*EXERCISE PROMPT:* Locate the word "deling" in the material, then show every line that holds it.

+---+

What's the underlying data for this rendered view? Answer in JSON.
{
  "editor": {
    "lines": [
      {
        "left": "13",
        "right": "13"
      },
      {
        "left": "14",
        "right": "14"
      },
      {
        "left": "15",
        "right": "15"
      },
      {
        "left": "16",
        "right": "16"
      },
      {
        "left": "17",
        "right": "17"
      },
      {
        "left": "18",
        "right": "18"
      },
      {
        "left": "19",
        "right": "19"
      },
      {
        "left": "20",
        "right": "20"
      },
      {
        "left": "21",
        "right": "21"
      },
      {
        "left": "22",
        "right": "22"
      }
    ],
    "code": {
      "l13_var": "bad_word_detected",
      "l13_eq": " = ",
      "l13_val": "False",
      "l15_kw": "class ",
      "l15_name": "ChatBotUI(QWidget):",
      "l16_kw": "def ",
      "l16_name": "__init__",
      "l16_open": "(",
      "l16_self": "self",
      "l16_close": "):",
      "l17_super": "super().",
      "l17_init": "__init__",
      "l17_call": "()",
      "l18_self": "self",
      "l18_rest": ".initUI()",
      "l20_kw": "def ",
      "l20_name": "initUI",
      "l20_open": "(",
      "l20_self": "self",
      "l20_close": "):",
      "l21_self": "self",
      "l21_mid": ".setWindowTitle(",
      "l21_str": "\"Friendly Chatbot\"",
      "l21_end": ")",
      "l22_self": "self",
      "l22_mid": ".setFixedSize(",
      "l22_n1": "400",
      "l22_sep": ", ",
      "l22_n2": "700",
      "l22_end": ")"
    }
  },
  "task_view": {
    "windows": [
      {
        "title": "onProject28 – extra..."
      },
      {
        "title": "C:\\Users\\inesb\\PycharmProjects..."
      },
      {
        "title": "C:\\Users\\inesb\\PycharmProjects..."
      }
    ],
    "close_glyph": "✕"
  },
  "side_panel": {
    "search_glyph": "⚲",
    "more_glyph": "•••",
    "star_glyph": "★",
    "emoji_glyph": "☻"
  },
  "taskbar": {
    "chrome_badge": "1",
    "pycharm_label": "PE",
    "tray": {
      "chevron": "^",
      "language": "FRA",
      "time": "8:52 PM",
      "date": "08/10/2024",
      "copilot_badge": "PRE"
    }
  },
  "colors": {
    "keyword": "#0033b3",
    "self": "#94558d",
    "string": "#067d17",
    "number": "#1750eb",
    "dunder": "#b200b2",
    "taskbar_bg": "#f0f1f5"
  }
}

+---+

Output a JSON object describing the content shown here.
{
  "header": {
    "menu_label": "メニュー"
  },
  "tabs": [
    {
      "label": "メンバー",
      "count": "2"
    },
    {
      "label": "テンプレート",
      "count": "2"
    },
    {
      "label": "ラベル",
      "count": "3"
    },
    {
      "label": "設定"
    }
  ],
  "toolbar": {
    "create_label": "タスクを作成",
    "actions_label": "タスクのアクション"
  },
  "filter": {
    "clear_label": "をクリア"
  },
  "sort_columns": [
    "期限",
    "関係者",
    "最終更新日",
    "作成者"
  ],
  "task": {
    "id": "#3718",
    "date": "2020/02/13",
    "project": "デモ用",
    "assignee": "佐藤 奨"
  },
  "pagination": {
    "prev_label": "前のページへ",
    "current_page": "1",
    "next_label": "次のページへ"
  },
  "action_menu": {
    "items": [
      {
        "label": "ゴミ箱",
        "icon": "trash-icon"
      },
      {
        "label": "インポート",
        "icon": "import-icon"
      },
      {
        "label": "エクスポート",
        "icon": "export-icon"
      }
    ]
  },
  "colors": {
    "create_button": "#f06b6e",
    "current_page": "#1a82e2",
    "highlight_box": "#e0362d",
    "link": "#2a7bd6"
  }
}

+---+

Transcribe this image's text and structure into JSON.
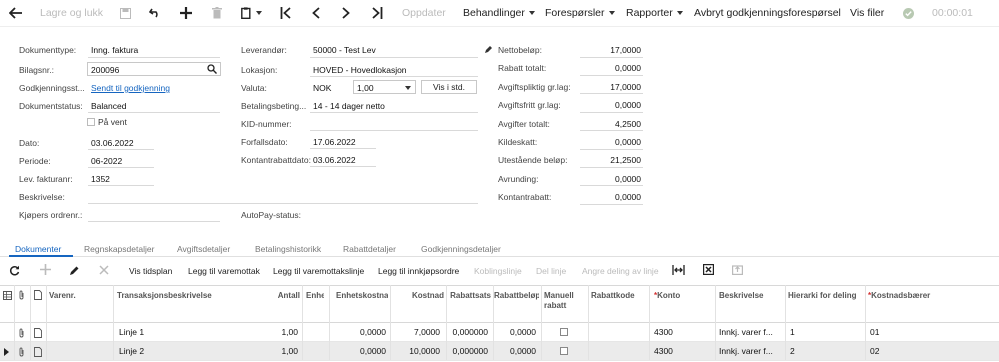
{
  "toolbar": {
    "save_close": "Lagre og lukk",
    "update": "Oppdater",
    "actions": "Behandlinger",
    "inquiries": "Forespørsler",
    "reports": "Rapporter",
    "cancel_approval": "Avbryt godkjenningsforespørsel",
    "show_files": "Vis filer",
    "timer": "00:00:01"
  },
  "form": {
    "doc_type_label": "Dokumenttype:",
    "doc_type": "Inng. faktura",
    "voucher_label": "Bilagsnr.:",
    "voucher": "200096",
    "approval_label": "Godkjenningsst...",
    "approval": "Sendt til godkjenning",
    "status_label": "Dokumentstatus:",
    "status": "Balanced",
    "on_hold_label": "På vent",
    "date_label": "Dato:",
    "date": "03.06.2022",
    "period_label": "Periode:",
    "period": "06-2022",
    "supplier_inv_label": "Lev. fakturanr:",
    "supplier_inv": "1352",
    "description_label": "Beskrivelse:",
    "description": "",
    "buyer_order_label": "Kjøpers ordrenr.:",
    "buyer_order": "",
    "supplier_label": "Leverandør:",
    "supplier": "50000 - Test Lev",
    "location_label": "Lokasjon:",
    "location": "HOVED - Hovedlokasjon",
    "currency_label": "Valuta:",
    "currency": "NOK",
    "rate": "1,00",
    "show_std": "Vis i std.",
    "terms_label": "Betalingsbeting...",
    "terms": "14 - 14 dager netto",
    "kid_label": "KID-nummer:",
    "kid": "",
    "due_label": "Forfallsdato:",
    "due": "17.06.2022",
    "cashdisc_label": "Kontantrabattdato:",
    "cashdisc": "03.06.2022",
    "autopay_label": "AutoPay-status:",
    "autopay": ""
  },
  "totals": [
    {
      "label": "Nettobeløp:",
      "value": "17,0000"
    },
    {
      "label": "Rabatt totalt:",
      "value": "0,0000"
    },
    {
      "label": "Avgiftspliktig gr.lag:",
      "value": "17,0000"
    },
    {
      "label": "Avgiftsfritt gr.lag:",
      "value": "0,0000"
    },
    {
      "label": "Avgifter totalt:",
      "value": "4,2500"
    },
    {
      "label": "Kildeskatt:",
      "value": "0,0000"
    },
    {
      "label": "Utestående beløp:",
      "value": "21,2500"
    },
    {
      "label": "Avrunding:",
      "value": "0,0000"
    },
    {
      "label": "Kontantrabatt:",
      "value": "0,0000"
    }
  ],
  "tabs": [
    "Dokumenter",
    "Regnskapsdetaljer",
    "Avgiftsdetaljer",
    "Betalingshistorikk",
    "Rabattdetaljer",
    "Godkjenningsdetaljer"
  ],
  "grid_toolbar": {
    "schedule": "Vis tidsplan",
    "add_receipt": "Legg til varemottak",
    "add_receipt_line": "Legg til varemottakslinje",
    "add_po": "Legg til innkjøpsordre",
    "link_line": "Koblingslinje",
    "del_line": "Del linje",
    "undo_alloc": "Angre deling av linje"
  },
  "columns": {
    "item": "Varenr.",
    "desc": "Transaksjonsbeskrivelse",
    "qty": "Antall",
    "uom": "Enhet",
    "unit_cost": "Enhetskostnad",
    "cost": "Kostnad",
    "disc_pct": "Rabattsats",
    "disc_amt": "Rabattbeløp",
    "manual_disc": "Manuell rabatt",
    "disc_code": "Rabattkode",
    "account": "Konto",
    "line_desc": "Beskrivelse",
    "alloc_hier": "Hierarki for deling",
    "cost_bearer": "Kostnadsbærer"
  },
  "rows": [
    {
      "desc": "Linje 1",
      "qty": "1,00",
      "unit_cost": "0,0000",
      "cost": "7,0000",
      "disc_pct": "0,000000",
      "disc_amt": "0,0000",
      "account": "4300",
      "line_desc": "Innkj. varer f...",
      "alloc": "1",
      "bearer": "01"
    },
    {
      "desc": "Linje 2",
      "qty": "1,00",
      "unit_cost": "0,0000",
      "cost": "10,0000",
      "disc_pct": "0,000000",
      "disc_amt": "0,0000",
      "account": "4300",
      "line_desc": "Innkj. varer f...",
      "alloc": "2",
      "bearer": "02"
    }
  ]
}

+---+

*FINISHED EXERCISE:*
    "undo_alloc": "Angre deling av linje"
    "alloc_hier": "Hierarki for deling",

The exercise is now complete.